> [DATA EXCERPTS]
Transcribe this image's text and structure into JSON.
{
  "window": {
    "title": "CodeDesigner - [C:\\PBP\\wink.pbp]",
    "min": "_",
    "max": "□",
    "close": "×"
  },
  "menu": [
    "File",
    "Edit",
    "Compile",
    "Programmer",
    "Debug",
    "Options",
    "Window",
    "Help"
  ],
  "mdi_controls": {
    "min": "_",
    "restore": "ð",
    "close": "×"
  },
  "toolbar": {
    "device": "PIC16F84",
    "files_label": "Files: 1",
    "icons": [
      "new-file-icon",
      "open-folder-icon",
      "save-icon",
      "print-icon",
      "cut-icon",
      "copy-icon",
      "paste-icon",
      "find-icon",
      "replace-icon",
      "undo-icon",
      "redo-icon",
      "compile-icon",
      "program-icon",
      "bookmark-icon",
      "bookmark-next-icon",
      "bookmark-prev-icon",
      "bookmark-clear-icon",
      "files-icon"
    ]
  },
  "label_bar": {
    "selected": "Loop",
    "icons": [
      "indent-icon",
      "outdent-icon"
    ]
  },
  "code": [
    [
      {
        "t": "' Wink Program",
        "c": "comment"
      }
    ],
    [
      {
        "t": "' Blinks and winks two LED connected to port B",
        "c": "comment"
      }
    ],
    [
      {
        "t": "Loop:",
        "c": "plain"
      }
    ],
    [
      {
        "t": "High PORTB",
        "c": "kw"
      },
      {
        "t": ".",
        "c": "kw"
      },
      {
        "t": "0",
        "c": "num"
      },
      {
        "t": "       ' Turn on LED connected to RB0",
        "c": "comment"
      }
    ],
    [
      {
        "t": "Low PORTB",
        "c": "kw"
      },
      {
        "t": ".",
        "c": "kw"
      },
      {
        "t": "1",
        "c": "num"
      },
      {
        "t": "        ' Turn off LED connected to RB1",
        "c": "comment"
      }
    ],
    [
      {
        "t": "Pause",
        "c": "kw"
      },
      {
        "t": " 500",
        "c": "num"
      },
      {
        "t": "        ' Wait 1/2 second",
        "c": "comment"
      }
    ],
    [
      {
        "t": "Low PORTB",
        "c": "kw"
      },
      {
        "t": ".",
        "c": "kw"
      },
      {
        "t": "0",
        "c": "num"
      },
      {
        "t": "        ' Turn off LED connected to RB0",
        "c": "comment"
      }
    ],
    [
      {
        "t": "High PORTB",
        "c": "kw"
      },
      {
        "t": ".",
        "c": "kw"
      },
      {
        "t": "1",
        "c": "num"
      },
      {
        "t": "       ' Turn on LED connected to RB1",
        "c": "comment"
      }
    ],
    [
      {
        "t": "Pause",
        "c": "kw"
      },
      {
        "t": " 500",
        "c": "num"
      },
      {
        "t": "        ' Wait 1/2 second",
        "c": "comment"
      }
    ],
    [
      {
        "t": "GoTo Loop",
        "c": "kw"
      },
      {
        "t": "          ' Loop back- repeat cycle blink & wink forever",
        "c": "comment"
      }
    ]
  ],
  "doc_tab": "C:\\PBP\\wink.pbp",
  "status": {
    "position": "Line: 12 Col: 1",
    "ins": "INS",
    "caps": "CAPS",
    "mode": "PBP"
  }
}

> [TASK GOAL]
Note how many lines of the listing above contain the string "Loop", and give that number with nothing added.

> [YOUR RESPONSE]
4